With 133 million consumers worldwide PayPal is arguably one of the most recognizable Internet brands -- and one of the most frequently phished as well. With that in mind, PayPal's chief information security officer, Michael Barrett, talked in an interview about the problem and his company's multipronged strategy for dealing with it. Excerpts from the interview follow.
How does it feel to be CISO of what is perhaps one of the most targeted companies on the Internet?
I guess it's the old, 'You've got to be careful what you wish for' thing. Actually, it's been fun. I have enjoyed working here. It's a job you can really sink your teeth into. It's a great culture, it is very entrepreneurial, it's relatively easy to make decisions and get funded and to make an impact.
Why do you think PayPal is targeted so much by malicious attackers?

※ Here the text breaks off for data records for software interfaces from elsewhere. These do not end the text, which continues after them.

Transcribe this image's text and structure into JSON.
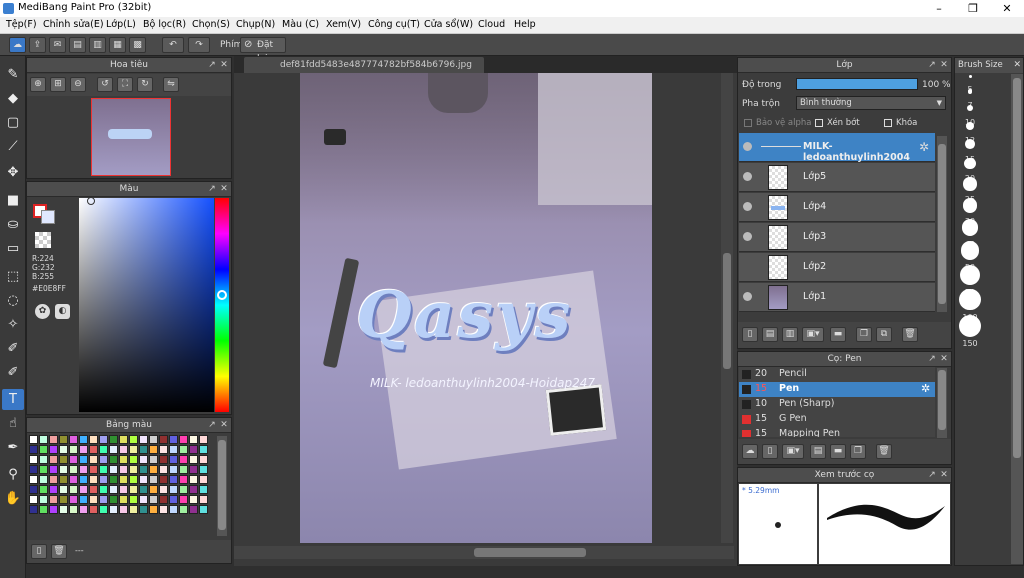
{
  "window": {
    "title": "MediBang Paint Pro (32bit)"
  },
  "menu": [
    "Tệp(F)",
    "Chỉnh sửa(E)",
    "Lớp(L)",
    "Bộ lọc(R)",
    "Chọn(S)",
    "Chụp(N)",
    "Màu (C)",
    "Xem(V)",
    "Công cụ(T)",
    "Cửa sổ(W)",
    "Cloud",
    "Help"
  ],
  "toolbar": {
    "phim_label": "Phím",
    "reset_label": "Đặt lại"
  },
  "canvas": {
    "tab_title": "def81fdd5483e487774782bf584b6796.jpg",
    "logo_text": "Qasys",
    "watermark": "MILK- ledoanthuylinh2004-Hoidap247"
  },
  "navigator": {
    "title": "Hoa tiêu"
  },
  "color_panel": {
    "title": "Màu",
    "rgb": [
      "R:224",
      "G:232",
      "B:255"
    ],
    "hex": "#E0E8FF"
  },
  "palette_panel": {
    "title": "Bảng màu",
    "footer_text": "---"
  },
  "layer_panel": {
    "title": "Lớp",
    "opacity_label": "Độ trong",
    "opacity_value": "100 %",
    "opacity": 1.0,
    "blend_label": "Pha trộn",
    "blend_value": "Bình thường",
    "protect_alpha": "Bảo vệ alpha",
    "clipping": "Xén bớt",
    "lock": "Khóa",
    "layers": [
      {
        "name": "MILK- ledoanthuylinh2004"
      },
      {
        "name": "Lớp5"
      },
      {
        "name": "Lớp4"
      },
      {
        "name": "Lớp3"
      },
      {
        "name": "Lớp2"
      },
      {
        "name": "Lớp1"
      }
    ]
  },
  "brush_panel": {
    "title": "Cọ: Pen",
    "brushes": [
      {
        "size": "20",
        "name": "Pencil",
        "color": "#222222"
      },
      {
        "size": "15",
        "name": "Pen",
        "color": "#222222"
      },
      {
        "size": "10",
        "name": "Pen (Sharp)",
        "color": "#222222"
      },
      {
        "size": "15",
        "name": "G Pen",
        "color": "#e03030"
      },
      {
        "size": "15",
        "name": "Mapping Pen",
        "color": "#e03030"
      }
    ]
  },
  "brush_preview": {
    "title": "Xem trước cọ",
    "size_label": "* 5.29mm"
  },
  "brush_size": {
    "title": "Brush Size",
    "sizes": [
      "5",
      "7",
      "10",
      "12",
      "15",
      "20",
      "25",
      "30",
      "40",
      "50",
      "70",
      "100",
      "150"
    ]
  },
  "colors": {
    "accent": "#3e83c5",
    "panel": "#3c3c3c",
    "current_color": "#E0E8FF"
  }
}
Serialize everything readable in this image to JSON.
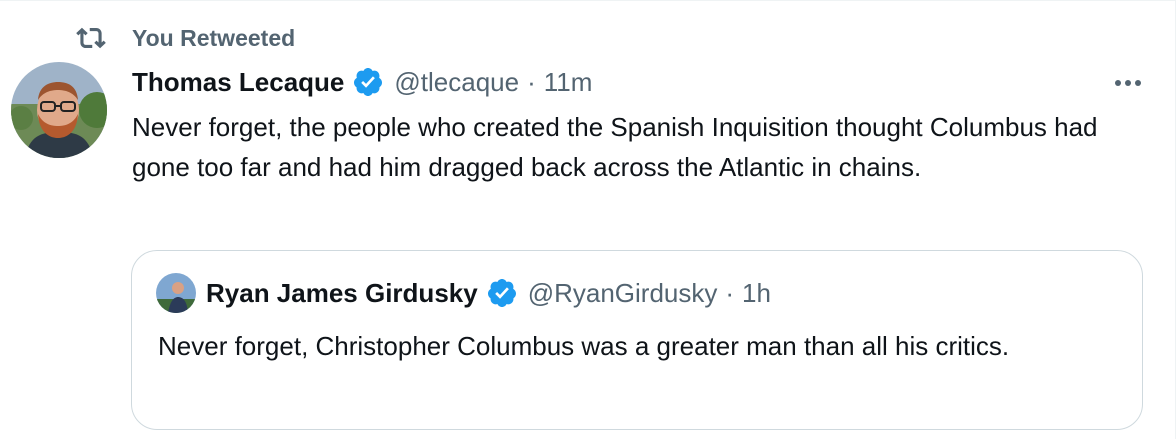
{
  "retweet": {
    "label": "You Retweeted",
    "icon": "retweet-icon"
  },
  "tweet": {
    "author_name": "Thomas Lecaque",
    "handle": "@tlecaque",
    "separator": "·",
    "time": "11m",
    "text": "Never forget, the people who created the Spanish Inquisition thought Columbus had gone too far and had him dragged back across the Atlantic in chains.",
    "more_icon": "more-horizontal-icon",
    "verified_icon": "verified-badge-icon"
  },
  "quote": {
    "author_name": "Ryan James Girdusky",
    "handle": "@RyanGirdusky",
    "separator": "·",
    "time": "1h",
    "text": "Never forget, Christopher Columbus was a greater man than all his critics.",
    "verified_icon": "verified-badge-icon"
  },
  "colors": {
    "primary_text": "#0f1419",
    "secondary_text": "#536471",
    "verified_blue": "#1d9bf0",
    "border": "#cfd9de"
  }
}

That's an incredibly easy answer to give. Actually, there are two reasons. One is we have a very large customer base by the standards of most companies. We have 133 million customers on a global basis. We also have a business model that makes it easy by design to move money around between those 133 million individuals. By definition that's going to make both us and our customers targets. That's one of those things there isn't much to do about other than make it as difficult as possible for the bad guys to victimize them.
What's your biggest security challenge?
Essentially, the most significant issue is phishing. It is not so much a financial issue because we make our customers whole. If a consumer ever does get victimized by phishing we 100 percent reimburse them. But clearly it causes a perception problem. Phishing definitely is something we hear [about] loud and clear from our customers. They want us to take that away and we are actually working very actively on addressing that. We don't believe it's a problem that there is a single silver bullet for. We also think it is an industry problem. In fact, quite a lot of what we are trying to do is link the industry in coming up with a solution. But we do want to make a significant dent. Of all of the things that we worry about, this is pretty much top of mind for the company.
So what is PayPal doing in this regard?
Basically, what we are doing is taking a broad brush strategy. It has a number of elements. Essentially, it is incredibly simple and yet incredibly hard to argue against. If consumers don't receive phish mail in their e-mail inbox it's kind of tough to victimize them. Sometimes people say, and I don't subscribe to the belief, that spam is an uncontrollable problem. If you mean, can you catch every bit of spam and phish mail -- that is probably very difficult to achieve. But can you deal with it such that you see very little spam and very little phish mail? I would submit [that] technically we already know how to do that. I am actually a great poster child for that because I have had a personal e-mail address since 1996 but I see effectively no spam when I have my spam control filter turned on. But I see hundreds of spam mails a day when I turn my spam filters off. So I don't believe that we can't solve the problem; I just think by and large we haven't put the controls in front the consumers.
What sort of controls are these?
A couple of years ago, there was a lot of discussion in the industry about digitally signing e-mails on their way out of corporations like ours. And then there was a standards war and essentially all the momentum got lost and by and large nobody did anything. We have decided that it is time again for somebody to take a leadership position. We are in fact completely agnostic about what drives standards. We would prefer to go with what we want but as it stands today there are two perfectly functional ones: SPS and Domainkeys. We are all ready 100 percent to start signing all outbound e-mail from [eBay and PayPal] using both SPS and Domainkeys. [Also] we are working with the major ISPs [such as] Yahoo, MSN, Hotmail, AOL and [the] Gmails of the world. Between the top six, they account for more than 50 percent of the consumers in our inbox. So what we are doing is simply working with those ISPs and giving them permission, if they see a piece of e-mail that claims to originate from us, but is not legitimately signed by us, to delete it. I think by the end of this year we actually would have done that with several ISPs. I can't give you any dates or any names or by when but that is absolutely something that we have in the works. The other thing we are doing is finding ways of working with the e-mail client vendors to make it much clearer when e-mail has been legitimately signed or not. So even in the e-mail inbox, a consumer can look at it and say of these six e-mails that purport to come from PayPal, five are not properly signed but one of them is and that must be the legitimate one.